## Assigned task:
Each line that includes "JSON" must be copied from the records.
============================================================
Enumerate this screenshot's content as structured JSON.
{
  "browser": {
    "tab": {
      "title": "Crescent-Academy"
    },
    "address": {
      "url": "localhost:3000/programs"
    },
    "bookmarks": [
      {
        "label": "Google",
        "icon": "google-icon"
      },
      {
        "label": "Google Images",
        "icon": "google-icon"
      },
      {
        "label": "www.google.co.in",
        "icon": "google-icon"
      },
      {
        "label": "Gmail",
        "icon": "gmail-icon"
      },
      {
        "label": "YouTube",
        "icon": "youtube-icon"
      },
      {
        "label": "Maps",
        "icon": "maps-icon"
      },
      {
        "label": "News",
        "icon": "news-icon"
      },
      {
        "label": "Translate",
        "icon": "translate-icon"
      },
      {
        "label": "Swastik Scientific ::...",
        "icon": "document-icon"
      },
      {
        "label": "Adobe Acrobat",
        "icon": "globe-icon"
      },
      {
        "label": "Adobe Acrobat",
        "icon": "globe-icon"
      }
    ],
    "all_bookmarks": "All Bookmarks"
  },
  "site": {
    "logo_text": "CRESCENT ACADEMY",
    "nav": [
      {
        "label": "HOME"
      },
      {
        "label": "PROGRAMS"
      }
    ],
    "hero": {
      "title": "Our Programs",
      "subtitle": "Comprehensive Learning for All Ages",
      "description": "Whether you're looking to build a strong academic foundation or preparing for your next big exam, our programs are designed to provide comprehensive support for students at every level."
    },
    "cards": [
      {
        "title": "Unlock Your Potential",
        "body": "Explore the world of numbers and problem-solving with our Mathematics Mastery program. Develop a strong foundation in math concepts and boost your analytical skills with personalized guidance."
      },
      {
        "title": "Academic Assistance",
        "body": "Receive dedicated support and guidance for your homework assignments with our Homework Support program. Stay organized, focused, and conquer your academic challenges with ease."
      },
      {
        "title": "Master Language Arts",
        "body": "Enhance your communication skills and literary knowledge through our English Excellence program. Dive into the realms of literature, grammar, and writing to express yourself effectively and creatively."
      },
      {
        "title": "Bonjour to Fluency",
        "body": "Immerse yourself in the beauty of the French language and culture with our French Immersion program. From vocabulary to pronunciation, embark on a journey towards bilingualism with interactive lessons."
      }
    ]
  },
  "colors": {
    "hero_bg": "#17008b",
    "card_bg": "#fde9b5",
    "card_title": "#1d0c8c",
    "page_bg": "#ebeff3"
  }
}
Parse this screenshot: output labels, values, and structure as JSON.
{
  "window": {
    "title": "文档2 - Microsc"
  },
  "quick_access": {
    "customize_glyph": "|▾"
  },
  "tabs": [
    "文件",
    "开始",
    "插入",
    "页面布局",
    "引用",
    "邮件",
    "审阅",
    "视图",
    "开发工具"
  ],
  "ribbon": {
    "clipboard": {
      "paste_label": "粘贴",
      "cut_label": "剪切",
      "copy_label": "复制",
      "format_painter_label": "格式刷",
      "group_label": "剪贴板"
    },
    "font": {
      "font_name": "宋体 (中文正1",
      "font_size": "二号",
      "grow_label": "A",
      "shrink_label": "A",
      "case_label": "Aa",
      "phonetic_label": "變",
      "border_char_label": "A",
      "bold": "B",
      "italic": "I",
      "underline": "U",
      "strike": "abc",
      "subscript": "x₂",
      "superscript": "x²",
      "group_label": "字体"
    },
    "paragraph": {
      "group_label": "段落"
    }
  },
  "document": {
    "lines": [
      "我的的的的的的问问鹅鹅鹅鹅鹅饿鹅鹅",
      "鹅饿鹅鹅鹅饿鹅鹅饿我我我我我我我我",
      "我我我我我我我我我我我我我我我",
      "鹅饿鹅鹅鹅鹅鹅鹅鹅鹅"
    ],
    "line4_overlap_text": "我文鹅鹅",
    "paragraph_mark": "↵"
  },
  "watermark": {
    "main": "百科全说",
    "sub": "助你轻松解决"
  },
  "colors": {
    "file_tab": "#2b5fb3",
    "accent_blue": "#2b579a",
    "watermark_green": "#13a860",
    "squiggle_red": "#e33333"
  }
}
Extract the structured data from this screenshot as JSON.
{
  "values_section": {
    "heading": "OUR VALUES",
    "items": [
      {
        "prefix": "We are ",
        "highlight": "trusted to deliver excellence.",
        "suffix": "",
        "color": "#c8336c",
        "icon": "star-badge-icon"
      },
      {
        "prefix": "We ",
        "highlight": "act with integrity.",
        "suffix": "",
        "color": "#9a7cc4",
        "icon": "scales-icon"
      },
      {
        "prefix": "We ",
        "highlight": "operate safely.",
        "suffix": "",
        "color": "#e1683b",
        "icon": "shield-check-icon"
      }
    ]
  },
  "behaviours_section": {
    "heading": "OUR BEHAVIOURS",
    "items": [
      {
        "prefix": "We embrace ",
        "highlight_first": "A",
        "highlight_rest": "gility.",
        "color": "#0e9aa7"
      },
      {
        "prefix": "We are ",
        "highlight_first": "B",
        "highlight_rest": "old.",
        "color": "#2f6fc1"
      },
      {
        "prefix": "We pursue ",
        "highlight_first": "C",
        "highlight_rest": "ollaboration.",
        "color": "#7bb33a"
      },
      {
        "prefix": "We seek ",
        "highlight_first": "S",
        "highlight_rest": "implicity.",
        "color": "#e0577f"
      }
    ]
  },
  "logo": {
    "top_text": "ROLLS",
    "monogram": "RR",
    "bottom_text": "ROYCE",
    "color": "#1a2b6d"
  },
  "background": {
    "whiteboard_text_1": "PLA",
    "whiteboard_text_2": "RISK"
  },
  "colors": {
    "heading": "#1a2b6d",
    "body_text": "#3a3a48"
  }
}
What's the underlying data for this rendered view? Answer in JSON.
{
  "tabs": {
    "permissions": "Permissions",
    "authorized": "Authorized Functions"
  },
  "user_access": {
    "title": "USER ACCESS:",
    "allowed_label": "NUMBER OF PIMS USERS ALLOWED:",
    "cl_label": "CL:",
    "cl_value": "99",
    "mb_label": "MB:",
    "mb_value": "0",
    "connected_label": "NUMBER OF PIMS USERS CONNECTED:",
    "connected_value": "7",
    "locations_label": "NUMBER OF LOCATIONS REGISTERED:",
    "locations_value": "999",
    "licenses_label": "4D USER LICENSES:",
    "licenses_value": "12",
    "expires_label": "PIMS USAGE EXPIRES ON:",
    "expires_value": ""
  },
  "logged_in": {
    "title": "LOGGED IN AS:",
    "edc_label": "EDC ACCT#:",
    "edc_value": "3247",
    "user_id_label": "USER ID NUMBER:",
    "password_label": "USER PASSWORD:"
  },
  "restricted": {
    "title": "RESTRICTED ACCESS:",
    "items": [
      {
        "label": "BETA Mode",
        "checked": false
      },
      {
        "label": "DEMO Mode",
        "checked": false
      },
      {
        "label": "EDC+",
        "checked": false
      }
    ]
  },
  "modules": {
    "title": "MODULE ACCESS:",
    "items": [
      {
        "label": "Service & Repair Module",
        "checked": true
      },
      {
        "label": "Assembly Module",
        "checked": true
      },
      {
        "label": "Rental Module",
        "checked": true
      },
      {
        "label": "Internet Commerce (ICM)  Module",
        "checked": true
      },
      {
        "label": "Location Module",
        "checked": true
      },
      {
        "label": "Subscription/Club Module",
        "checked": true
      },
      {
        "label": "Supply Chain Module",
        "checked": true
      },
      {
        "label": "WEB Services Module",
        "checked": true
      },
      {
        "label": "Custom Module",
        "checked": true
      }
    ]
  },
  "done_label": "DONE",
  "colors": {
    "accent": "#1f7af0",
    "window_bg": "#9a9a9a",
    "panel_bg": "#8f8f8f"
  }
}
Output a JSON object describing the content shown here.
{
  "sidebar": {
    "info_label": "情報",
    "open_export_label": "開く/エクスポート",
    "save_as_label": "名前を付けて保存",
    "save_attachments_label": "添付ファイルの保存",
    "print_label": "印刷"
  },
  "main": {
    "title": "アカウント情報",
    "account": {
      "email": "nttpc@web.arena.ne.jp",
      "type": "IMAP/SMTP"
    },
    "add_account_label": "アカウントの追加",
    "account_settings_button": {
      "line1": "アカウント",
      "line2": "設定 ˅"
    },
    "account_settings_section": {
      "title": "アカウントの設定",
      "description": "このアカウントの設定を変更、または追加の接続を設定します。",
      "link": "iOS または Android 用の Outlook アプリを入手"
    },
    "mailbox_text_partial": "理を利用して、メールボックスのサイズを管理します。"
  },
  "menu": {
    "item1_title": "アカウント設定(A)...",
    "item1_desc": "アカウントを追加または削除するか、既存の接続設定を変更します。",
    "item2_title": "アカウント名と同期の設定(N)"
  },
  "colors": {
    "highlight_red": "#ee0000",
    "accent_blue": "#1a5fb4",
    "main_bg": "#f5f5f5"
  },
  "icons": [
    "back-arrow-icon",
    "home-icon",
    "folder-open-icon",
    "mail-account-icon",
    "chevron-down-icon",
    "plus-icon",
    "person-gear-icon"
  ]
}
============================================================
## Result of the task:
Enumerate this screenshot's content as structured JSON.
Parse this screenshot: output labels, values, and structure as JSON.
Extract the structured data from this screenshot as JSON.
What's the underlying data for this rendered view? Answer in JSON.
Output a JSON object describing the content shown here.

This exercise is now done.